The original question was about maximum effective power and efficiency.
It’s exactly as Kennebec Captain stated: one slow speed (about 100 rpm) direct reversible engine turning one large propeller.
For a lot of reasons: safety and environmental protection being foremost, virtually all tugs are now twin screw with one engine each shaft.
I do not think that the USCG allows any single screw tug to tow an oil barge.
The few single screw tugs that I still see in service are doing harbor work, or towing logs, wood chips, salt, cement, gravel, riprap, and other low value, low environmental risk cargoes. I don’t think that most customers will accept a single screw tug.
What(and when) was the last U.S. single screw tug built?
Triple and quad screw tugs are built for services where shallow draft is critical. Four screws in tunnels keep the draft shallow and provide the most push for a driven draft at the expense of fuel efficiency and maneuverability (in tunnels).
Twin screw provides maneuverability and redundancy at an acceptable loss of fuel efficiency for most applications.
Diesel electric is the most effective approach for DP applications. Obviously, it would make sense to have several gen sets and only run as many as needed to produce the necessary power for the actual load conditions.
So far, controllable pitch has not caught on for tugs in the U.S. due to its high initial cost.
With the exception of Western Towboat (and Hyak), z-drive has not caught on for linehaul tugs. Z-Drive is reserved mostly for ship escort and ship docking.

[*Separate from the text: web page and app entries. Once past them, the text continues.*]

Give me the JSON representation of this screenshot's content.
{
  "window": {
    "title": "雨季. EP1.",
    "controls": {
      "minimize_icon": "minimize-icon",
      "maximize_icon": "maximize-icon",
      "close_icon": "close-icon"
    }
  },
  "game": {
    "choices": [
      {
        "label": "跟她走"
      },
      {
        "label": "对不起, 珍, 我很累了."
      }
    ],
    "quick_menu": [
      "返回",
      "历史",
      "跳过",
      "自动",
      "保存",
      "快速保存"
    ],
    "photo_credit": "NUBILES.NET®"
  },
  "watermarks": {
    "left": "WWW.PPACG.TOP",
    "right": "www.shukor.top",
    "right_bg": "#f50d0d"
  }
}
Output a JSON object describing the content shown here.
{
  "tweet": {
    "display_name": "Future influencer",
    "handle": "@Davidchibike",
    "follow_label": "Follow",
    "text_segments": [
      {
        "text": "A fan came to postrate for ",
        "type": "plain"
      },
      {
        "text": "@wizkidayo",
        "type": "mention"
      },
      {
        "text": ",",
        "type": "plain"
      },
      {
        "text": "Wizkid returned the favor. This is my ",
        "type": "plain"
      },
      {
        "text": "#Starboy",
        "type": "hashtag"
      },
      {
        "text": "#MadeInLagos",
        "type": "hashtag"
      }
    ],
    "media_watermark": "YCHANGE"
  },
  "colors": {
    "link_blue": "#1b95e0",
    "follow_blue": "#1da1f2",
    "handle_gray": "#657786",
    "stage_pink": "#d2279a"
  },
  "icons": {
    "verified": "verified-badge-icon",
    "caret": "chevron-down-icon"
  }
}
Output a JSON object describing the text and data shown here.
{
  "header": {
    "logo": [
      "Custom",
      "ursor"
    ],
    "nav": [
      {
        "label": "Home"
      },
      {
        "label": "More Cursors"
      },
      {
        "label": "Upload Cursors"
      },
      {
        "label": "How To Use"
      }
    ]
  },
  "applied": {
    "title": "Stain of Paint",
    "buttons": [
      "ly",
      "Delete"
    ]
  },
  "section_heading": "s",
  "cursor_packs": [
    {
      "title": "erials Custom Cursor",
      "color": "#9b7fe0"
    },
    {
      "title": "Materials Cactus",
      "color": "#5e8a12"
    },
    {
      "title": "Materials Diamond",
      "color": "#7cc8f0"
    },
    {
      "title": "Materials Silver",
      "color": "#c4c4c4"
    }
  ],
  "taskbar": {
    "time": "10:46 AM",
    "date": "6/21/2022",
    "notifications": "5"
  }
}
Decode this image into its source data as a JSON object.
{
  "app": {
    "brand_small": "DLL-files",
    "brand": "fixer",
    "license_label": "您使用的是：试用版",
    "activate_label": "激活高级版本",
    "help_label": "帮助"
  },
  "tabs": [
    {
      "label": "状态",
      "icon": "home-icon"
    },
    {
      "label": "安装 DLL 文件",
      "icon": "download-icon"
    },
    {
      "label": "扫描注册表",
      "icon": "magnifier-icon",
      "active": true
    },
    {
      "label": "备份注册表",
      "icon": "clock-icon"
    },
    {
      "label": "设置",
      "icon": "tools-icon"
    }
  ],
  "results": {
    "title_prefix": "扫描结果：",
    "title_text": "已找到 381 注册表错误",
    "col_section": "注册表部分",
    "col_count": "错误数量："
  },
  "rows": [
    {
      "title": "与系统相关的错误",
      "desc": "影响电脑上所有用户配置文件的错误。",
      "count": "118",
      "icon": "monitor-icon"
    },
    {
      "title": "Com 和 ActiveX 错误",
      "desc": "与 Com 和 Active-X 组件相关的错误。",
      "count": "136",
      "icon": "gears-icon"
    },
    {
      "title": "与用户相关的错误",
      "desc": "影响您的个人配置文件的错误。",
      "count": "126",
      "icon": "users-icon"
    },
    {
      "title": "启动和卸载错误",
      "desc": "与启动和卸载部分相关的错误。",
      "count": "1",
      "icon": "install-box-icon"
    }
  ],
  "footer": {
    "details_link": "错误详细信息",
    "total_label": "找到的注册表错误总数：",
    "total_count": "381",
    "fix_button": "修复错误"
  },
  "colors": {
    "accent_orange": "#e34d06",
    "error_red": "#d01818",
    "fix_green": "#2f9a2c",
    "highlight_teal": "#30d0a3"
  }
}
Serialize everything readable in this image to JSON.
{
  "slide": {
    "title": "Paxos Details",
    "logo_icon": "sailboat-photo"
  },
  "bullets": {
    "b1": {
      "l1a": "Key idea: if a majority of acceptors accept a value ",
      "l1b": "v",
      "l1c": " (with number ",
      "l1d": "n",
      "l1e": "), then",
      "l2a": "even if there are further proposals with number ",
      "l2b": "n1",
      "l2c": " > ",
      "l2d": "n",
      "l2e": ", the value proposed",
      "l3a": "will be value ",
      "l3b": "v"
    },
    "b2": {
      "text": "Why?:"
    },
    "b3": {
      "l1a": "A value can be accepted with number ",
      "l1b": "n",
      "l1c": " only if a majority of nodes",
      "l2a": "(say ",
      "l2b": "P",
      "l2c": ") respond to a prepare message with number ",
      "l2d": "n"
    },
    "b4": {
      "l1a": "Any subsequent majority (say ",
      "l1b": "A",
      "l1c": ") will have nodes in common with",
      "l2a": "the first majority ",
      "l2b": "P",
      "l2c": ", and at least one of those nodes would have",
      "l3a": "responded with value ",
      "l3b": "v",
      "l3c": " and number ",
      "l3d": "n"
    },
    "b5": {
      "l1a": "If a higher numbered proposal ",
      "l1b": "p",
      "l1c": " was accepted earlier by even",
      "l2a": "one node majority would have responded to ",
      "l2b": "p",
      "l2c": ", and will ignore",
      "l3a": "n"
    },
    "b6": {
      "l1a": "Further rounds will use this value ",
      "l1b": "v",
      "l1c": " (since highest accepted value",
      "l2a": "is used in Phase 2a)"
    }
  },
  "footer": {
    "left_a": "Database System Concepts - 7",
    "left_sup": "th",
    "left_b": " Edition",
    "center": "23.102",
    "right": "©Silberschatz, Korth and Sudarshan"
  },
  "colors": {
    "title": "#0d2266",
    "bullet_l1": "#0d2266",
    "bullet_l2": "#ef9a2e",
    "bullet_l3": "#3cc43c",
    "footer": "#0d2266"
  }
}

Actually, I think Western Towboat is blazing a smart and innovative trail into Z-drives for linehaul tug boats that will be increasingly imitated. They probably have less initial and everyday cost efficiency, but that is offset by increased maneuverability and capability.